As described above, our School Dental Service is our flagship programme for oral health education in classrooms. Our regional dental officers monitor the service: they conduct field visits and make observations according to structured review forms. Activity reports are submitted by the service to the main office where they are reviewed. We extended the service to preschools to create a health supporting environment and to build healthy habits and skills at a young age. We also conduct satisfaction surveys among parents and teachers.

Why is brushing with fluoride toothpaste particularly important in childhood? 

The primary teeth and the new permanent teeth are more vulnerable to caries, so it is especially important to make them more resistant and help prevent decay. 

Could you share your recommendations on the appropriate levels of fluoride in toothpaste for the following age groups? (0-3 years/3-6 years/6-12 years).

FDI recommends that if a child is aged less than 3 years, then the teeth should be brushed by an adult using a very small amount (about the size of a grain of rice) of fluoridated toothpaste. For children aged between 3 and 6 years, a pea-sized amount of toothpaste with 1000 ppm fluoride can be used. From 6 years of age onward, they can use the same toothpaste as adults. 

Why is fluoride found in toothpastes?
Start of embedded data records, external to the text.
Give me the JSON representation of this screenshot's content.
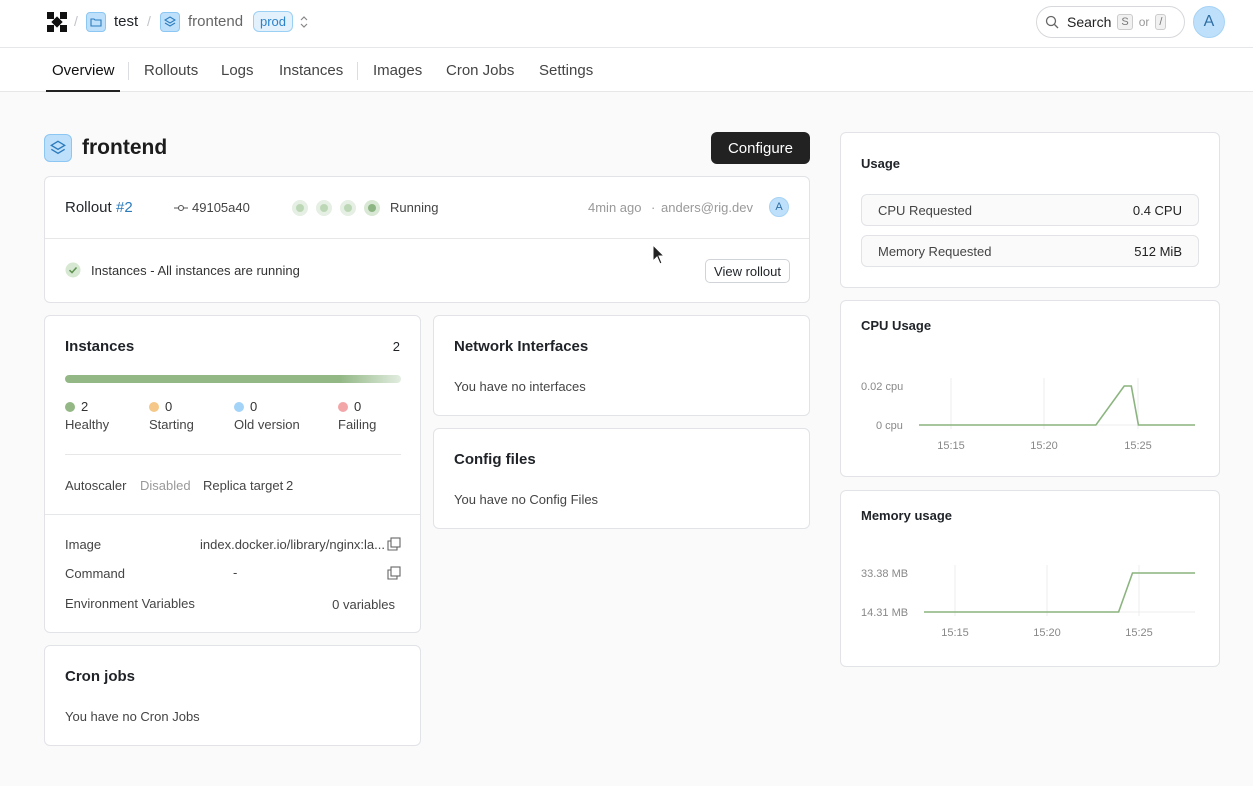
{
  "topbar": {
    "project": "test",
    "service": "frontend",
    "environment": "prod",
    "search_label": "Search",
    "search_key1": "S",
    "search_or": "or",
    "search_key2": "/",
    "user_initial": "A"
  },
  "tabs": [
    {
      "label": "Overview",
      "active": true
    },
    {
      "label": "Rollouts"
    },
    {
      "label": "Logs"
    },
    {
      "label": "Instances"
    },
    {
      "label": "Images"
    },
    {
      "label": "Cron Jobs"
    },
    {
      "label": "Settings"
    }
  ],
  "header": {
    "title": "frontend",
    "configure_label": "Configure"
  },
  "rollout": {
    "label": "Rollout",
    "number": "#2",
    "commit": "49105a40",
    "status": "Running",
    "time": "4min ago",
    "separator": "·",
    "author": "anders@rig.dev",
    "author_initial": "A",
    "message": "Instances - All instances are running",
    "view_label": "View rollout"
  },
  "instances": {
    "title": "Instances",
    "count": "2",
    "healthy_fraction": 1.0,
    "legend": [
      {
        "value": "2",
        "label": "Healthy",
        "color": "#93b886"
      },
      {
        "value": "0",
        "label": "Starting",
        "color": "#f5c889"
      },
      {
        "value": "0",
        "label": "Old version",
        "color": "#a3d3f7"
      },
      {
        "value": "0",
        "label": "Failing",
        "color": "#f2a6a8"
      }
    ],
    "autoscaler_label": "Autoscaler",
    "autoscaler_value": "Disabled",
    "replica_label": "Replica target",
    "replica_value": "2",
    "image_label": "Image",
    "image_value": "index.docker.io/library/nginx:la...",
    "command_label": "Command",
    "command_value": "-",
    "env_label": "Environment Variables",
    "env_value": "0 variables"
  },
  "network": {
    "title": "Network Interfaces",
    "empty": "You have no interfaces"
  },
  "config_files": {
    "title": "Config files",
    "empty": "You have no Config Files"
  },
  "cron": {
    "title": "Cron jobs",
    "empty": "You have no Cron Jobs"
  },
  "usage": {
    "title": "Usage",
    "cpu_label": "CPU Requested",
    "cpu_value": "0.4 CPU",
    "mem_label": "Memory Requested",
    "mem_value": "512 MiB"
  },
  "chart_data": [
    {
      "type": "line",
      "title": "CPU Usage",
      "y_tick_labels": [
        "0.02 cpu",
        "0 cpu"
      ],
      "x_tick_labels": [
        "15:15",
        "15:20",
        "15:25"
      ],
      "series": [
        {
          "x": [
            15.08,
            15.13,
            15.18,
            15.23,
            15.28,
            15.33,
            15.37,
            15.38,
            15.39,
            15.4,
            15.42,
            15.47
          ],
          "y": [
            0,
            0,
            0,
            0,
            0,
            0,
            0.02,
            0.02,
            0,
            0,
            0,
            0
          ]
        }
      ],
      "ylim": [
        0,
        0.02
      ],
      "color": "#8bb47f"
    },
    {
      "type": "line",
      "title": "Memory usage",
      "y_tick_labels": [
        "33.38 MB",
        "14.31 MB"
      ],
      "x_tick_labels": [
        "15:15",
        "15:20",
        "15:25"
      ],
      "series": [
        {
          "x": [
            15.08,
            15.13,
            15.18,
            15.23,
            15.28,
            15.33,
            15.36,
            15.38,
            15.42,
            15.47
          ],
          "y": [
            14.31,
            14.31,
            14.31,
            14.31,
            14.31,
            14.31,
            14.31,
            33.38,
            33.38,
            33.38
          ]
        }
      ],
      "ylim": [
        14.31,
        33.38
      ],
      "color": "#8bb47f"
    }
  ]
}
Why is it beneficial for our teeth? 

Fluoride is the only known mineral that helps to prevent tooth decay by making the teeth more resistant to the acid produced by the bacteria from sugars in the food and drinks we consume. Brushing the teeth with toothpaste that contains fluoride brings it to the surface of the teeth. Fluoride gets incorporated into the outer surface of the teeth, making the teeth more resistant to acid.

What are the benefits of using a fluoride mouthwash?  

Washing the mouth with fluoridated mouthwash can help prevent tooth decay. The best time to use mouthwash is after lunch, especially if it is not feasible to brush your teeth at that time. Don’t eat or drink for 30 minutes after using a fluoride mouthwash. However, don't use mouthwash straight after brushing your teeth.